It worked on The Simpsons. :smiley:

I have no belief that the external world exists, but it still makes sense for me to live my life as though other minds* live their lives as though it does.

I have beliefs about other minds, but it does not make sense for me to live my life as though other minds live their lives as though I* exist.

Other minds don’t believe in you. So why should you believe in other minds?

Seems somewhat fallacious to suggest a thread is moribund because people are using technical jargon in it, especially jargon appropriate to the thread. The concepts listed are relevant to the subject.

Go and discuss baseball…and don’t use any terms like “innings” or “shortstop.”

You no doubt live your life as though the external world is real. Yes?
I don’t understand why you insist on beginning at a couple levels of indirection and won’t face up to that more direct and important point.

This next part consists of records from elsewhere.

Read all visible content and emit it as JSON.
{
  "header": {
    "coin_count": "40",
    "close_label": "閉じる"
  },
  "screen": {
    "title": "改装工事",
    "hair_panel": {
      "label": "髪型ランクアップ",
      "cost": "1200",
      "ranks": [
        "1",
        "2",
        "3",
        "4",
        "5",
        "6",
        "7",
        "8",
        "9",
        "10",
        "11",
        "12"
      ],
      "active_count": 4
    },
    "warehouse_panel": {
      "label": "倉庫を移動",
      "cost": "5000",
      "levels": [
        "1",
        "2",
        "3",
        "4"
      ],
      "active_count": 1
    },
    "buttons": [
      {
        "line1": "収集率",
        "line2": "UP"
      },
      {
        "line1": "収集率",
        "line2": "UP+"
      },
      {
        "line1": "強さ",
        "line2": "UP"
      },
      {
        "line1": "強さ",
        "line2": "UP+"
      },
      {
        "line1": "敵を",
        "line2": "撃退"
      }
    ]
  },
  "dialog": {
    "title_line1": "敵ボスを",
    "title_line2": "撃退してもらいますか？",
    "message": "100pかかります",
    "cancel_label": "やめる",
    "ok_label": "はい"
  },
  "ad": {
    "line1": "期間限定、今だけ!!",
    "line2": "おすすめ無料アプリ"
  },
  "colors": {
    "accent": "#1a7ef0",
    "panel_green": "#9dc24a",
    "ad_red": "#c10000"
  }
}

And have you not seen footnotes before? I used a single one in a single post – I hardly abused the device.

Using is to actually get somewhere is fine, of course, but Beware of Doug simply sending a drive-by shout out to Plato (keepin’ it old school!) and Kozmik awarding him a high-five is as about meaningful as Radar O’Reilly stroking his chin and sighing “ah, Bach!” And if you don’t get what I mean, I’m-a bash you with Wittgenstein’s poker, yo!

If you crumple up this map and throw it on the ground, some point will map itself to itself. So you will be forced to resolve: is the map different then the territory (how?), or is it the same (how?). Imperfection implies a measure of perfection—what is the measure? Some point will be the metaphor for what it is. How?

Pick the red pill Neo.

Which is…

Forget footnotes. Just consider my three points:

I have no belief that the external world exists, but it still makes sense for me to live my life as though other minds live their lives as though it does.

I have beliefs about other minds, but it does not make sense for me to live my life as though other minds live their lives as though I exist.

Other minds don’t believe in you. So why should you believe in other minds?
The second point is a very important point. It goes without saying that *some *other minds live their lives as though I exist. For example, family members and co-workers. However, it does not follow that all other minds live their lives as though I exist. For example, a billion people in China and a billion people in India. The third point may be even more important and it has an intriguing question. Other minds believe in the external world. As Beware of Doug wrote, “Fuck them and the reality they rode in on.” What would it mean if other minds did not believe in the external world and instead believed in you? The first point is no less important. However, it is written out in a way that seems complicated. Simply put, other minds live their lives as though the external world exists and, therefore, even though I do not believe in the external world, the external world makes sense.